Extracted entries Start Marker

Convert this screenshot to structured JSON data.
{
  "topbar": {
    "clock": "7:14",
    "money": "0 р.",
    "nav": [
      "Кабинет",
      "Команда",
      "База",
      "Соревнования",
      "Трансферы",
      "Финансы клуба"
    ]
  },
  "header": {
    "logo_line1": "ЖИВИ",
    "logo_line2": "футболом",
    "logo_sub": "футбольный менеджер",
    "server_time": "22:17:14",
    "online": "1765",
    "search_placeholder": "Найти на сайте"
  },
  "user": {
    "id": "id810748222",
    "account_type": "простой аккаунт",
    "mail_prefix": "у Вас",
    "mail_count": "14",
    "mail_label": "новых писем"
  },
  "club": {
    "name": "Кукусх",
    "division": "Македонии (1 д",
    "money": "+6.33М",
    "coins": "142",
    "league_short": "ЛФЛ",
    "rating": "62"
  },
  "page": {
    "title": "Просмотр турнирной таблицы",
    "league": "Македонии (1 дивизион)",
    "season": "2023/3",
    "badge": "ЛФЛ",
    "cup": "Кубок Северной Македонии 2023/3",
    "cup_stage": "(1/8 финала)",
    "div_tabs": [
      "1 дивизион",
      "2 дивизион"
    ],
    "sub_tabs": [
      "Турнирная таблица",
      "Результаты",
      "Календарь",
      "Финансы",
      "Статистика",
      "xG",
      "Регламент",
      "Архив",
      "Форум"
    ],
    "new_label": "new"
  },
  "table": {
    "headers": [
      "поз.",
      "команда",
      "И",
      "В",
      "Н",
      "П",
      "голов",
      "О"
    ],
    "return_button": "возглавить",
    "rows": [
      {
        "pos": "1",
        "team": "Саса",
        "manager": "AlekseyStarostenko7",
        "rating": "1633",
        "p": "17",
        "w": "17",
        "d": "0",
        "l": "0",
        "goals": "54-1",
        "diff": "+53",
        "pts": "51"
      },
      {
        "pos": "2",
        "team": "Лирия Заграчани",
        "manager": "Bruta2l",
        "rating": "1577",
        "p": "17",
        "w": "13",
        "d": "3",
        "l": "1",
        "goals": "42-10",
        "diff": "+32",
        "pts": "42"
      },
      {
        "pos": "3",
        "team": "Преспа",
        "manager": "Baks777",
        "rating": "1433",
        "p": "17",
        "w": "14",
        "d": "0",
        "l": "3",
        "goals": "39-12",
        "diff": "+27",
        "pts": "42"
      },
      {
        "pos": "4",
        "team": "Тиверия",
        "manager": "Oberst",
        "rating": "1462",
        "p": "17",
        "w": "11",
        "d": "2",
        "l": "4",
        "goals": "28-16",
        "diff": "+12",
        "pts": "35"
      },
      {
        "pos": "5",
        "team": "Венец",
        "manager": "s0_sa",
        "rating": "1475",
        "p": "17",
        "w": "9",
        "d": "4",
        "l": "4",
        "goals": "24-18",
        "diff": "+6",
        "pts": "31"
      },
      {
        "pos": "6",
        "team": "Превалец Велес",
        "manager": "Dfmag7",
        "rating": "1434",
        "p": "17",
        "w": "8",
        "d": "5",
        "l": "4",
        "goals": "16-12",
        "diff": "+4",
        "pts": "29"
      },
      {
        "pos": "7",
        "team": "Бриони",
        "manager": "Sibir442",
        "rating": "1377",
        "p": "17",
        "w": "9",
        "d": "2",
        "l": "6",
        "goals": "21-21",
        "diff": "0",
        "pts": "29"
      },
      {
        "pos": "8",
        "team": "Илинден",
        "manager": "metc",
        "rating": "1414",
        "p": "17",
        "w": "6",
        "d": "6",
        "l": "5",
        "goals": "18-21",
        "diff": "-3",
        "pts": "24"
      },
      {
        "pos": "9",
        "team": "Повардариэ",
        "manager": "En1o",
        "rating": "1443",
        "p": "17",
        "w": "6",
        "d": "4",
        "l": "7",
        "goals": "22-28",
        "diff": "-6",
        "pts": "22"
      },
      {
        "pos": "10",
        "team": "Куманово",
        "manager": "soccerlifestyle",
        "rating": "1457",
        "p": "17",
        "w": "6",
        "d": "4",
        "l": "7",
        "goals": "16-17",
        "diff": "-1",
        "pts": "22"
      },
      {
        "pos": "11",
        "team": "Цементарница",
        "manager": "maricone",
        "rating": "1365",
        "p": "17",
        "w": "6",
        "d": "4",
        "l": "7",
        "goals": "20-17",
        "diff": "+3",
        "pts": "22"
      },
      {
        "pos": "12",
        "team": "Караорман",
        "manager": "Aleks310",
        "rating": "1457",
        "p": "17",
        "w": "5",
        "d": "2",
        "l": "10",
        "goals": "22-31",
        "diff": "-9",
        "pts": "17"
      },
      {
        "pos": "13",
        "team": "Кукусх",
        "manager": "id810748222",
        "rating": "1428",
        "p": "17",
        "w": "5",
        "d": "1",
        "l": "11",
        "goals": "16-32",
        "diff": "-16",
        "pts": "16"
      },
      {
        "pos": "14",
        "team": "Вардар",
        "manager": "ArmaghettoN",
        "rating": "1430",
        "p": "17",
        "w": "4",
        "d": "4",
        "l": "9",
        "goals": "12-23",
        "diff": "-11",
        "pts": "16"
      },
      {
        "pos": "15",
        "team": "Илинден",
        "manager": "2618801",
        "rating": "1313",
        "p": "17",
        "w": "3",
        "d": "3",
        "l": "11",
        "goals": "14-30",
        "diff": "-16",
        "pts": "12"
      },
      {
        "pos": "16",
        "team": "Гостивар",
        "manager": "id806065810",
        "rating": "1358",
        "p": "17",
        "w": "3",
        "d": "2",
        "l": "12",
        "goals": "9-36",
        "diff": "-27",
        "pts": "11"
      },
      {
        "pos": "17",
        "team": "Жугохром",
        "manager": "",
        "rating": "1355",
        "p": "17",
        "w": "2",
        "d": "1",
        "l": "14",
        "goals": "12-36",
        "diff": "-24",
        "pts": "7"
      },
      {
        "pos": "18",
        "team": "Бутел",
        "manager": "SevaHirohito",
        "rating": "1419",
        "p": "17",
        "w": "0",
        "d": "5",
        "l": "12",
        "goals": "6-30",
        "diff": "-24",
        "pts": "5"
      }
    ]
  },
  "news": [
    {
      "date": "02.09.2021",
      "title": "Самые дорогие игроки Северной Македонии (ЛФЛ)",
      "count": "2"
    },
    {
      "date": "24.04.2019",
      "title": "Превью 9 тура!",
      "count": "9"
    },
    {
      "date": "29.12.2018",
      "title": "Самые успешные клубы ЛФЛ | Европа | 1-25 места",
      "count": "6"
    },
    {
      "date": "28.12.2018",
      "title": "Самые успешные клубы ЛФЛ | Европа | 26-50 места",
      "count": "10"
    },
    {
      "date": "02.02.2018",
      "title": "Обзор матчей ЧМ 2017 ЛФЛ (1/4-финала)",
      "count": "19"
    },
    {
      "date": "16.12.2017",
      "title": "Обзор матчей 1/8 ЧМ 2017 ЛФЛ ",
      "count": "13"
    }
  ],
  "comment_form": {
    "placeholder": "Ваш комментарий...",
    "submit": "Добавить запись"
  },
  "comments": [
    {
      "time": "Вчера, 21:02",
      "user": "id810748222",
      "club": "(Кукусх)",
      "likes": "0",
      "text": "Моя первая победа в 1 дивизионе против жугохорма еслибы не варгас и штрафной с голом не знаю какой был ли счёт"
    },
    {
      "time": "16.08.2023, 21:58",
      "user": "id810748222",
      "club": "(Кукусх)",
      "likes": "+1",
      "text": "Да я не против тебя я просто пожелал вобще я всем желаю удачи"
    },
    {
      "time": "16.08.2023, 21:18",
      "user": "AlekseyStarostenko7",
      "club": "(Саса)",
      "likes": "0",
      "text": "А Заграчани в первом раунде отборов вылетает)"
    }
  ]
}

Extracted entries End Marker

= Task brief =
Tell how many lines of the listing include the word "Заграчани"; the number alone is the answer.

= Response to this task =
2